At Hatcher+, one of the many metrics we track is Twitter usage — and over the past year, we’ve seen usage fall — across the board. New startup, recently IPO’d public company, it doesn’t matter — Twitter itself is being “ratioed”, and the need for a fix is urgent.
The good news is: there’s still a lot of goodwill. I think many of us that lived with Twitter over the past 15 years would love to see the platform come back to life. It’s still got amazing potential to connect and inform. (We’d also love to see Jack Dorsey — the creator — get some of the shares he was forced to give up back. Elon, you have the power to right this wrong.)
So what’s the solution? How does Twitter remove itself from the clutches of the bots and the embraces of the trolls and pull itself out of freefall?
On his recent four-hour podcast with Lex Fridman, the billionaire founder of MicroStrategy, Michael Saylor, suggested a solution that Elon Musk, the new owner of Twitter, could implement immediately — divide the user group into three groups: authenticated, bonded, and anonymous.
Authenticated, or “blue check” Twitter users currently exist, and number in the hundreds of thousands, and, according to Saylor, the process of becoming a Blue Check user is typically undertaken only by institutions and a small number of elite influencers, and takes several months. Right now, Twitter comprises only these entities and non-authenticated users.
Saylor’s suggestion — that Twitter should add a third tier of bonded “orange check” users — adds a new level of authentication, and deals with the twin problems of abuse and inauthentic behavior in a very different way.

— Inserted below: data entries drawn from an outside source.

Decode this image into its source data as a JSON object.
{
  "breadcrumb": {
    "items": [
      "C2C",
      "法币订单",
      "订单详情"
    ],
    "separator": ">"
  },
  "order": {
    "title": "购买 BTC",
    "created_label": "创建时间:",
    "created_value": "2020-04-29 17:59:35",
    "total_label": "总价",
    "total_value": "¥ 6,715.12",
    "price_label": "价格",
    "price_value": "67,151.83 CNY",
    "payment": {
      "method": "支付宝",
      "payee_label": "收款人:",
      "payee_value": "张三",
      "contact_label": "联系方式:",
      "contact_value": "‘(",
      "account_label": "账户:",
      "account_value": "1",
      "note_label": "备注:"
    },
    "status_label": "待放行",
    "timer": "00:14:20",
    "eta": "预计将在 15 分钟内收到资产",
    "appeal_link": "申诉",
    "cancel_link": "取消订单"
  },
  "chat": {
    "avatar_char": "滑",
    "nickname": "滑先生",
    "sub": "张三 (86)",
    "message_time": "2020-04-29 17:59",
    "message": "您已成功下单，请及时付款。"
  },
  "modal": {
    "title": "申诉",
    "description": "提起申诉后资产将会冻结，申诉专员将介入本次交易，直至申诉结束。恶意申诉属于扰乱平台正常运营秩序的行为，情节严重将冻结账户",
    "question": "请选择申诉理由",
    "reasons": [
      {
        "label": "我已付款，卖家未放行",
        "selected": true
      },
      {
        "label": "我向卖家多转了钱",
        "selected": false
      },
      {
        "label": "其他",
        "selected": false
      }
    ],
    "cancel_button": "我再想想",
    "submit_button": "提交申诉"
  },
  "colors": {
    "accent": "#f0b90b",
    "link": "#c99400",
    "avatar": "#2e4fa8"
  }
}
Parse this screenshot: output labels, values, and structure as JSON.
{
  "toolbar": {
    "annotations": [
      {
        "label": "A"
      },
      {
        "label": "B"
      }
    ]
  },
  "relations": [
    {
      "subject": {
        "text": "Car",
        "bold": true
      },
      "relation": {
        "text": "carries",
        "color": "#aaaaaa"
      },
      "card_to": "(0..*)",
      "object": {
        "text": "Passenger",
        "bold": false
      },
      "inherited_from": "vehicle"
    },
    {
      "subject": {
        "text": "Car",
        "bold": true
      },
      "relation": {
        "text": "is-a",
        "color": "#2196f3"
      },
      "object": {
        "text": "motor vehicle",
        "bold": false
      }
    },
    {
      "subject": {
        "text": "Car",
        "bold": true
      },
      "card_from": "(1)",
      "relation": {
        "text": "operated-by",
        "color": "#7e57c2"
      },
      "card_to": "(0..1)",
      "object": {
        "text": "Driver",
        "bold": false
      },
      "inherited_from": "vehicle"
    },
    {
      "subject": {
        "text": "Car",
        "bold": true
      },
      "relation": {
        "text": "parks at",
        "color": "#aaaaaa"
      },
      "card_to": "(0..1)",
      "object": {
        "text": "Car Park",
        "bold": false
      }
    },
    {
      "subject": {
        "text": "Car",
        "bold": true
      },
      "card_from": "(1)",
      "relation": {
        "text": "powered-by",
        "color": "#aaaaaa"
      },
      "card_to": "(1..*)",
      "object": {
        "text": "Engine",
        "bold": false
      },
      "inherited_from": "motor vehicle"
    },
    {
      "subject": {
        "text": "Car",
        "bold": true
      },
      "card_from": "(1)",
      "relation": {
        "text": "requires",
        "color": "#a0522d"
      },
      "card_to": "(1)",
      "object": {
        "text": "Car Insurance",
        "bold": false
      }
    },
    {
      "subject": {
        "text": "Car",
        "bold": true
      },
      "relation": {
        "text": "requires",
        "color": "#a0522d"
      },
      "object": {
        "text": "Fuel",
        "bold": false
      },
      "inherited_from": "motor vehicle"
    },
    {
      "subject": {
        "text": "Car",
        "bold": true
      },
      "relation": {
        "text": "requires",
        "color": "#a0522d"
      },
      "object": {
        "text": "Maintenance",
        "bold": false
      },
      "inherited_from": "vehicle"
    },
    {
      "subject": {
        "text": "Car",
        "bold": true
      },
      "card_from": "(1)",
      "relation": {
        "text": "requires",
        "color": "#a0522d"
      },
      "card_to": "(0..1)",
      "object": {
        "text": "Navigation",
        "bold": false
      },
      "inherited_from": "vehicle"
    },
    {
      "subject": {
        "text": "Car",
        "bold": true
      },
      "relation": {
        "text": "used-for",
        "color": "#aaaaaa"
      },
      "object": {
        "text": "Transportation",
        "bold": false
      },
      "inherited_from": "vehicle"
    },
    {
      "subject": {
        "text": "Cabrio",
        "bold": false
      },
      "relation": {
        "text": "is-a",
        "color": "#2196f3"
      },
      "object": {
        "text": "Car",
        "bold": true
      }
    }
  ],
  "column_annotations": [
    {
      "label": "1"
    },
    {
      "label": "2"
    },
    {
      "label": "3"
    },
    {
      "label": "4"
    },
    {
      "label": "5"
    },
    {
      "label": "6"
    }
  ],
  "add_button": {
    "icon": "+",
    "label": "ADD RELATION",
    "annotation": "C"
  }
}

One possible implementation:
User “Alice” fills out a form and deposits $20, presumably using a credit card, combined with a payment processor or merchant basic ID check. This is not a subscription fee, but a downpayment on her acceptance of a “user behavior” or universal ethics policy. Authentication is immediate: Orange Checks are linked to a form of authentication, and abuse should be in theory linked to the number of available credit cards a user has.
As an Orange Check user, Alice is allowed entry into Orange or Blue-only groups that only accept Blue or Orange users, and is permitted to engage in discourse with them. There may even be additional privileges, such as the ability to DM group leaders, which could include thought-leaders and billionaires such as Saylor, or large-scale influencers such as Fridman.
However, Alice is now no longer anonymous — she is part of a community, and the community has rules concerning ethics and behavior. If Alice is accepted but later diverges from the stated rules of the group, the community’s policy may be that she must lose her deposit, or a fraction thereof, for any minor infraction (sensible groups would send this straight to a charity of the group’s choice) — a full-scale infringement would see her potentially lose the deposit and become suspended for a longer time, or permanently excluded from the group.
[IMHO, permanent loss of access should only be reserved for folks who demonstrate an inability to abide by basic principles. Suspension should always be the de rigueur response of any media outlet to a violation of rules, and not the current MO of permanent exile.]
Unauthenticated users — including bots and anonymous trolls — would of course continue to tweet and circulate on Twitter like the bottom feeders they are, but “blocking” would no longer be the default behavior for an unknown user — “group acceptance” and “earned trust” would replace it.
Presumably, Twitter would keep score on such exclusions — and after “x” number of exclusions, suspend Orange status automatically — which would help signal an end to the excessive trollish (is that a word?) behavior that so many of us are so sick of.
And as a result, new behaviors will emerge. The algorithms for governing them will need time to develop — but having three tiers, rather than one very small elite tier and a vast cloud of potential unknowns — can only improve things. It should allow more flexibility and enable better discourse.
Disclaimer: None of these thoughts are my own — and I may be misrepresenting some of what I heard Michael Saylor say during the four hours I listened to his terrific conversation with the amazing Lex Fridman at https://www.youtube.com/watch?v=mC43pZkpTec. My only aim here is to better publicize something that was discussed very briefly 3 hours and 13 minutes into this discussion.